The Orbital-designed and -built Nuclear Spectroscopic Telescope Array (NuSTAR) scientific spacecraft was successfully launched into orbit by an Orbital Pegasus rocket in a mission originating from the Kwajalein Atoll in the Pacific ocean on June 13, 2012. The Pegasus rocket was carried aloft by Orbital's Stargazer L-1011 carrier aircraft to an altitude of approximately 39,000 ft. where it was released and fell for approximately five seconds before ignition of its first stage motor. The launch, from ignition to spacecraft separation, took approximately 13 minutes with NuSTAR placed in a low-Earth equatorial orbit at an altitude of approximately 600 km and an inclination of 6 degrees. The spacecraft will undergo an approximately 30-day long check-out period after which it will begin a two-and-a-half year science mission.
The spacecraft will use high-energy X-rays to detect black holes and other energetic phenomena in the universe. The NuSTAR program is being led by Principal Investigator Dr. Fiona Harrison of Caltech. Its mission is to help scientists answer fundamental questions about the universe, such as:
- How black holes are distributed throughout the cosmos
- How the elements of the universe were created
- What powers the most extreme active galaxies
With answers to these and other questions, NuSTAR will expand our understanding of the origins and destinies of stars and galaxies.

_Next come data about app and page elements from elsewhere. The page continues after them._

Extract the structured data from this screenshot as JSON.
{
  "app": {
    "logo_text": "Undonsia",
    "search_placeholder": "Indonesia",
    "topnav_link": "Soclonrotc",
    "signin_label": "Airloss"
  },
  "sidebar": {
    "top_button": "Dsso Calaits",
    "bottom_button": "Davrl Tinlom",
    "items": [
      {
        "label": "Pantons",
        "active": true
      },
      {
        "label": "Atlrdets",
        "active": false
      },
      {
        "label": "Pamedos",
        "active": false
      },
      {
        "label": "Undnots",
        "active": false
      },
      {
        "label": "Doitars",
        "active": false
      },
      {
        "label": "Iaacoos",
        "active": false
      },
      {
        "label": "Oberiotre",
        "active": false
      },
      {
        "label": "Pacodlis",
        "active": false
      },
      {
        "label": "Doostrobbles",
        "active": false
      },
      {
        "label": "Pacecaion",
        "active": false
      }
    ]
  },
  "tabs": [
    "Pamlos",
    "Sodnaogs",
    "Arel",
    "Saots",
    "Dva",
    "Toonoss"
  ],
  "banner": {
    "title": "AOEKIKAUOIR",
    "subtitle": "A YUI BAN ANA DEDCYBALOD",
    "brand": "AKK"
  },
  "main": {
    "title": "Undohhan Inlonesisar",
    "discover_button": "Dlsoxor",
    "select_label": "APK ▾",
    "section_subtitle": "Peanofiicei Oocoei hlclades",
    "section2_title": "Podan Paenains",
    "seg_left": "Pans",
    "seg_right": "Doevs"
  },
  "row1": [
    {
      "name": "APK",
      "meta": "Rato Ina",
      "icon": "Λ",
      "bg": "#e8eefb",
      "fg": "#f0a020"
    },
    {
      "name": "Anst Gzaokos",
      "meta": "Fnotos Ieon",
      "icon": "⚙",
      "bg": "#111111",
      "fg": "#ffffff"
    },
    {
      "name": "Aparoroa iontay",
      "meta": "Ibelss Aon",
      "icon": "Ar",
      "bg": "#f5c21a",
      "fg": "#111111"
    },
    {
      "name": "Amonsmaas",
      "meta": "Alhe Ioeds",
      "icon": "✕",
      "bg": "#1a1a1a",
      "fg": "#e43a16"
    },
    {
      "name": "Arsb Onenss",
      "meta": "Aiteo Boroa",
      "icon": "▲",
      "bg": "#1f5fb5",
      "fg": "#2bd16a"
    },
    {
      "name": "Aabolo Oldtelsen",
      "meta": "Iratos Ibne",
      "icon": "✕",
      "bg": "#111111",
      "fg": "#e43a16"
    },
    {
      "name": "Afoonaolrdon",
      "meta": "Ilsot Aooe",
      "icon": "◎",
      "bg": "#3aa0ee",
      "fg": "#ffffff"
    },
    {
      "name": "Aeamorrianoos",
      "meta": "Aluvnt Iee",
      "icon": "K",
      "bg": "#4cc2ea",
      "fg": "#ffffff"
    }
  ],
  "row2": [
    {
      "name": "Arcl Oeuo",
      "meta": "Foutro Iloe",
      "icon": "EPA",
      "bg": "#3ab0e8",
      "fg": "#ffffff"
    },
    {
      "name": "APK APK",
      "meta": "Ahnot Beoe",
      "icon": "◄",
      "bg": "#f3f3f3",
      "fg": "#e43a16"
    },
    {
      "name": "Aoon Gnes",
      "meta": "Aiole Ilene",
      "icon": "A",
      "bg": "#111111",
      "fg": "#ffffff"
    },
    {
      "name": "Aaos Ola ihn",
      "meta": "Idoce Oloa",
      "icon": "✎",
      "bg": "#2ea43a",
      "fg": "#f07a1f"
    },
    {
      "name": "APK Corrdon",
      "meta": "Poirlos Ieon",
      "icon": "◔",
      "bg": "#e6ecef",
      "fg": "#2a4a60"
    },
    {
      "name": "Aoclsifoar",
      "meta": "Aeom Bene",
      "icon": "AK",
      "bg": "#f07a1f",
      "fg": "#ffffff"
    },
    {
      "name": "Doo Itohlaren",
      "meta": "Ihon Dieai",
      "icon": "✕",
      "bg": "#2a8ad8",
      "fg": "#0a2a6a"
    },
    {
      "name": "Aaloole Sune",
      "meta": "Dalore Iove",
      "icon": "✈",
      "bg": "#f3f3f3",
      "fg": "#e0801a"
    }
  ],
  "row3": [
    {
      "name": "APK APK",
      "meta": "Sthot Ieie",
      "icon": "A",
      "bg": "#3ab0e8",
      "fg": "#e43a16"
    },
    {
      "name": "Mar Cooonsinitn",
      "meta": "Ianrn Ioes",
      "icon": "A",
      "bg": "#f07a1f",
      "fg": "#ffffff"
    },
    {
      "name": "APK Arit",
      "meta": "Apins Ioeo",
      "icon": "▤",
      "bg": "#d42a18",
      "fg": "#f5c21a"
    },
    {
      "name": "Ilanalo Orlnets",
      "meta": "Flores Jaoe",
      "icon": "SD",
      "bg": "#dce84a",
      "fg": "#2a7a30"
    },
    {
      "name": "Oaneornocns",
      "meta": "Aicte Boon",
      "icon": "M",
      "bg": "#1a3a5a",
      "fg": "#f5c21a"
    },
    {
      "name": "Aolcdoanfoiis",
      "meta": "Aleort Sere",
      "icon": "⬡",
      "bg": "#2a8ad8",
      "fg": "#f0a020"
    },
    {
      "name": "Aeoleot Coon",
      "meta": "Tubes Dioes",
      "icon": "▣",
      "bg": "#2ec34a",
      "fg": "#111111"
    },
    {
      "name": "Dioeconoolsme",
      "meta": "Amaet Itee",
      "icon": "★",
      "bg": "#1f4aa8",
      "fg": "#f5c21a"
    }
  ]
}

About LEOStar-2 Satellites
The NuSTAR spacecraft is based on Orbital’s proven LEOStar-2™ design. NuSTAR will be the eighth satellite to be based on this platform, taking advantage of a growing heritage of excellent in-orbit performance from previous missions. Other LEOStar-based satellites that Orbital has designed and built for previous NASA scientific missions include SORCE, GALEX and AIM.
Orbital’s three-stage solid motor Pegasus launch vehicle is designed to deploy small satellites weighing up to 1,000 pounds into low-Earth orbit. This patented air-launch system reduces cost and provides customers with unparalleled flexibility to operate from virtually anywhere on Earth with minimal ground support requirements. To date Orbital has conducted 41 Pegasus missions, launching over 80 satellites from sites in the U.S. (Vandenberg AFB, NASA Wallops Flight Facility, Cape Canaveral AFS, and Edwards AFB), Europe and the Marshall Islands, the first time a space launch vehicle has demonstrated such operational flexibility.
For more information:
Orbital NuSTAR web page
Orbital NuSTAR fact sheet
Orbital Pegasus web page
Caltech's NuSTAR web site
Follow the NuSTAR mission on Twitter and Facebook:
Facebook (Orbital and NASA)